Florida's housing market suffers setback, new survey results show

Published: June 18 2007


GAINESVILLE, Fla. — Florida’s housing market, thought to be stabilizing earlier this year, deteriorated in the latest quarterly survey conducted by the University of Florida, a situation likely brought on by uneasiness about lending practices, insurance rates and the state’s property tax structure.

“Like the graying skies over the state tainted by drought-driven brush fires, the mood for Florida real estate has grown more somber since January,” said Wayne Archer, director of UF’s Bergstrom Center for Real Estate Studies. “Perhaps the implications of the subprime ‘meltdown’ are creating a disquieting haze; perhaps anxiety over property taxes and high insurance rates are shrouding Florida’s otherwise sunny outlook. In any case, there are few signs of improvement.”
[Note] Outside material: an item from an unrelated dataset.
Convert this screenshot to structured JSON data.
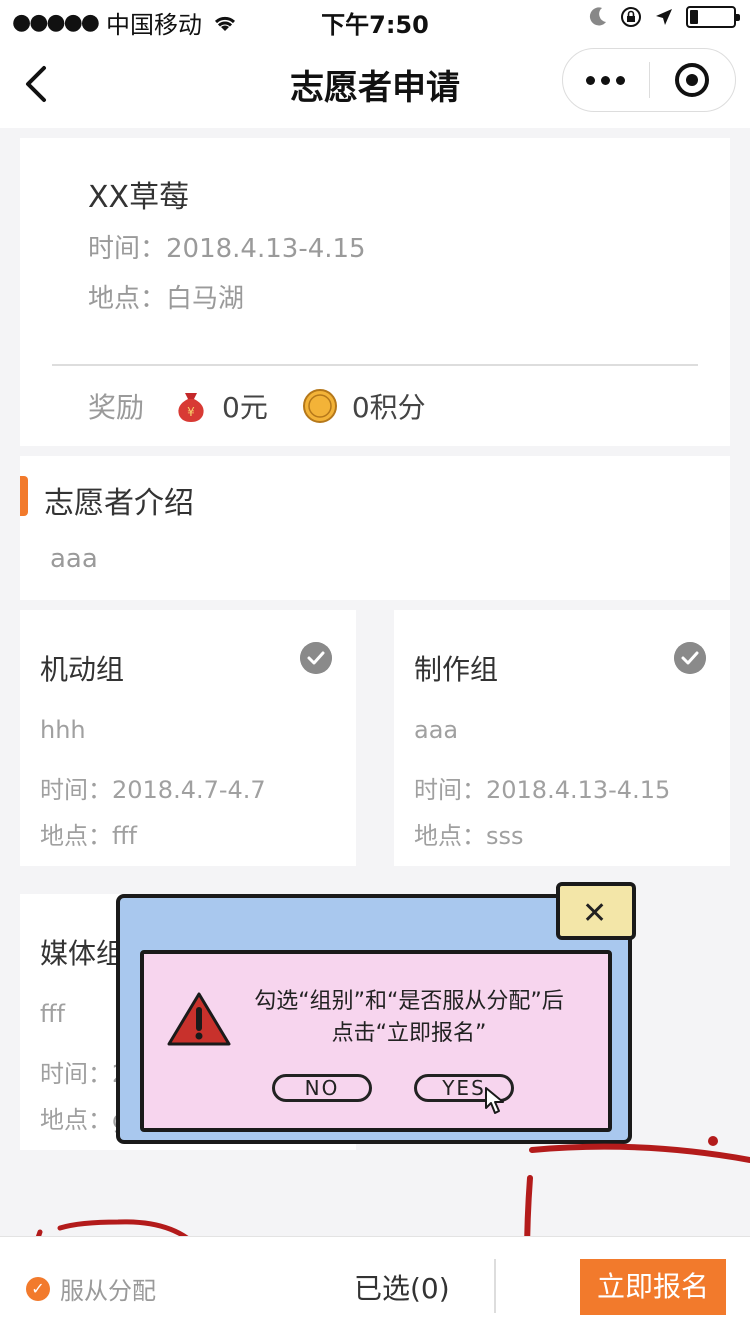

Whereas the advice from the January survey to Florida’s hopeful home buyers was to act immediately in buying single-family residential housing, Archer now said he could be positive only about the prospects for buying newly built homes. The outlook for existing single-family housing is more pessimistic, and things look even worse for condos, according to the latest survey conducted in April of 306 industry executives, real estate lawyers, market analysts, title insurers, financial advisers, market research economists, appraisers and other experts in the field.

But Archer also cautioned that unforeseen circumstances sometimes cause the market to improve. “Those of us who have watched markets for a long time realize the picture can change rather dramatically in a short period of time if something allows people to sell their house more quickly, such as a change in the property tax situation or a sudden improvement in the economy,” he said.

In any case, prospective buyers are on solid ground when it comes to new construction, Archer said. “If someone is considering buying a brand new home, I don’t see the risk of the value going down, particularly if they plan to keep it for at least several years and live in it themselves,” he said. The same cannot be said for existing single-family homes, where there is a large inventory of supply compared with the rate of sale, Archer said. In addition, this type of housing may be overpriced for current market conditions, he said.

“There is strong opinion among many thoughtful people that with existing homes many sellers are still expecting the kind of premium that they saw happen between 2003 and 2005 and they haven’t come to terms with the fact that price increases have cooled off,” he said. “So you may find people asking for more than their houses are worth.”

Prices are shakiest for condominiums, which are in the worst shape, Archer said.

“Condominiums have always been the most volatile component of the housing market,” he said. “They’re the play things of the amateur investors and they seem to invite misjudgments and high-risk behavior.”

Would-be condo buyers are best advised to look for property with a “monopoly location,” in that there is something unique about its physical characteristics, Archer said. Most condominiums along the coast, for example, are likely to be good prospects because coastal property is disappearing, he said.

If condominiums are well-designed and well-placed and purchased as an owner-occupied investment rather than a speculative one, their value will probably hold, he said.

The study found some regional variations. In Gainesville and Tallahassee, the housing market is pretty stable, even for condominiums, while the picture is more precarious for southwest Florida and the Miami, Fort Lauderdale and Palm Beach areas, he said.

Ironically, though, international capital could revive some of these markets as the southeast coast is popular with South American and European investors, Archer said.

In terms of the overall housing picture, economists have remained divided about whether so-called subprime loans have had ill effects beyond borderline homebuyers, Archer said. Such loans allow homeowners with less-than-sterling credit to get mortgages at higher interest rates, and they have resulted in large numbers of foreclosures, he said.

Although these irregular practices have led to more conservative lending policies, most home buyers who want standard home loans will still be able to get them, he said.


Cathy Keen
Wayne Archer, archerw@ufl.edu, 352-273-0314, 273-0311